A lottery is a form of gambling in which numbers are drawn at random for a prize. Some governments outlaw it, while others endorse it and organize state or national lotteries. There are also a number of private lotteries, such as those for units in a subsidized housing complex or kindergarten placements. A lottery may be played by buying a ticket or a scratch card and then matching numbers to those drawn. The odds of winning a lottery are very low, but it can still be a fun and rewarding way to spend time.
Most people have a deep desire to be rich. Often, this is rooted in the belief that wealth can bring freedom and security. However, the process of attaining true wealth is incredibly difficult. Many people attempt to achieve wealth by pouring in years of effort into a single endeavor and hoping it pays off one day. While this approach can be successful, it can also lead to a lot of frustration. A lottery can be a more effective and less stressful alternative to this strategy.
The most common form of a lottery is a cash prize. A large jackpot is often offered as a prize to attract players and generate revenue for the game. The jackpots for the top prizes can be millions of dollars. The odds of winning a lottery are usually very low, but there are a few strategies that can increase the chance of winning. These include playing fewer numbers or buying more tickets. Increasing the probability of picking a winning combination will also improve your chances.
To win the lottery, it is important to understand the math behind the game. The more you know about how the probabilities of a particular template behave over time, the better your choices will be. For example, it is not a good idea to play combinations with a poor success-to-failure ratio. Most players choose such combinations without realizing it, and a little research can help them avoid this trap.
While it’s important to understand the math of lottery, it’s also necessary to recognize that the best way to increase your chances of winning is to buy more tickets. This method will only increase your chances slightly, but it’s still a smart strategy. It’s also important to avoid choosing numbers with sentimental value, like those associated with your birthday.
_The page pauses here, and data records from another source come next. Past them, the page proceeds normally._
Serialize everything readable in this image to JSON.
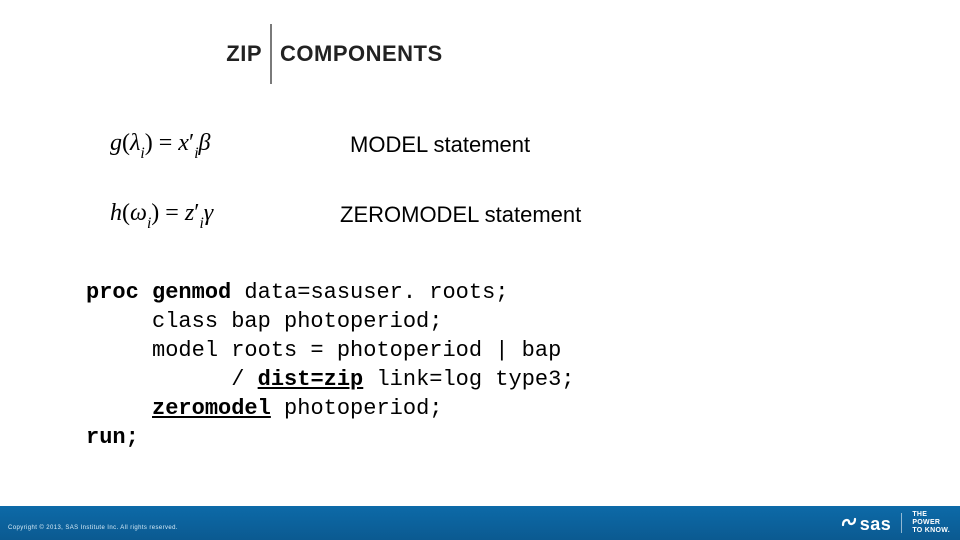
{
  "title": {
    "left": "ZIP",
    "right": "COMPONENTS"
  },
  "equations": [
    {
      "label": "MODEL statement"
    },
    {
      "label": "ZEROMODEL statement"
    }
  ],
  "code": {
    "l1_kw": "proc genmod",
    "l1_rest": " data=sasuser. roots;",
    "l2": "     class bap photoperiod;",
    "l3": "     model roots = photoperiod | bap",
    "l4_a": "           / ",
    "l4_b": "dist=zip",
    "l4_c": " link=log type3;",
    "l5_a": "     ",
    "l5_b": "zeromodel",
    "l5_c": " photoperiod;",
    "l6": "run;"
  },
  "footer": {
    "copyright": "Copyright © 2013, SAS Institute Inc. All rights reserved.",
    "logo_text": "sas",
    "tag1": "THE",
    "tag2": "POWER",
    "tag3": "TO KNOW"
  }
}
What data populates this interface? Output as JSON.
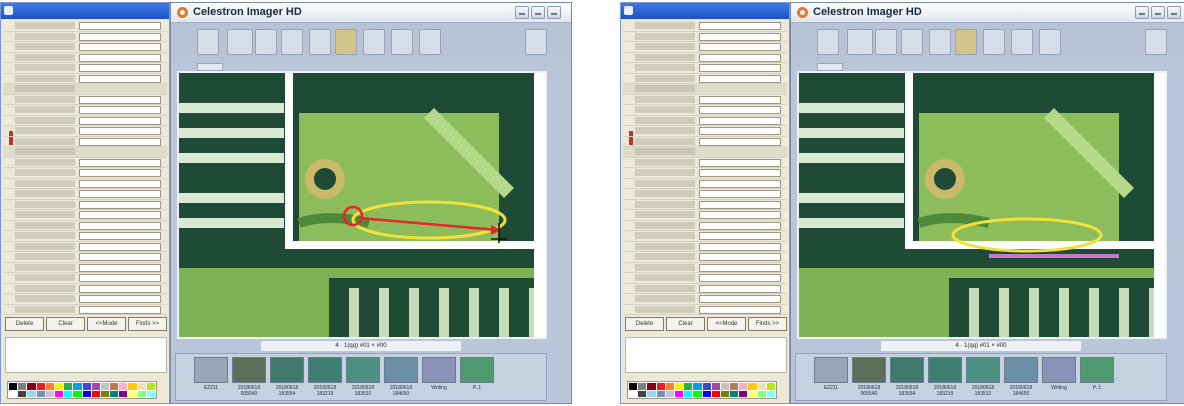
{
  "panels": [
    {
      "id": "left",
      "app_title": "Celestron Imager HD",
      "caption": "4 · 1(qq) #01 × #00",
      "thumbs": [
        "E2211",
        "20180618 005540",
        "20180618 183554",
        "20180618 183219",
        "20180618 183510",
        "20180618 184650",
        "Writing",
        "P..1"
      ],
      "buttons": [
        "Delete",
        "Clear",
        "<<Mode",
        "Finds >>"
      ],
      "has_arrow": true,
      "has_scalebar": false
    },
    {
      "id": "right",
      "app_title": "Celestron Imager HD",
      "caption": "4 · 1(qq) #01 × #00",
      "thumbs": [
        "E2211",
        "20180618 005540",
        "20180618 183554",
        "20180618 183219",
        "20180618 183510",
        "20180618 184650",
        "Writing",
        "P..1"
      ],
      "buttons": [
        "Delete",
        "Clear",
        "<<Mode",
        "Finds >>"
      ],
      "has_arrow": false,
      "has_scalebar": true
    }
  ],
  "colors": {
    "ellipse": "#f2e13a",
    "measure_arrow": "#e6262a",
    "board_green": "#8dbd5a",
    "trace_white": "#ffffff",
    "scalebar": "#c679c8"
  },
  "palette": [
    "#000000",
    "#7f7f7f",
    "#880015",
    "#ed1c24",
    "#ff7f27",
    "#fff200",
    "#22b14c",
    "#00a2e8",
    "#3f48cc",
    "#a349a4",
    "#c3c3c3",
    "#b97a57",
    "#ffaec9",
    "#ffc90e",
    "#efe4b0",
    "#b5e61d",
    "#ffffff",
    "#404040",
    "#99d9ea",
    "#7092be",
    "#c8bfe7",
    "#ff00ff",
    "#00ffff",
    "#00ff00",
    "#0000ff",
    "#ff0000",
    "#808000",
    "#008080",
    "#800080",
    "#ffff80",
    "#80ff80",
    "#80ffff"
  ]
}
Other players might choose those same numbers, which will decrease your odds of winning.
Lottery is an excellent source of revenue for states that don’t have a lot of other sources of income. Unlike state taxes, which are based on income and sales tax, lottery revenue is based solely on the sale of tickets. The result is a fairer tax burden for working families and more money for public services. It’s also a great way to raise funds for charities and nonprofit organizations.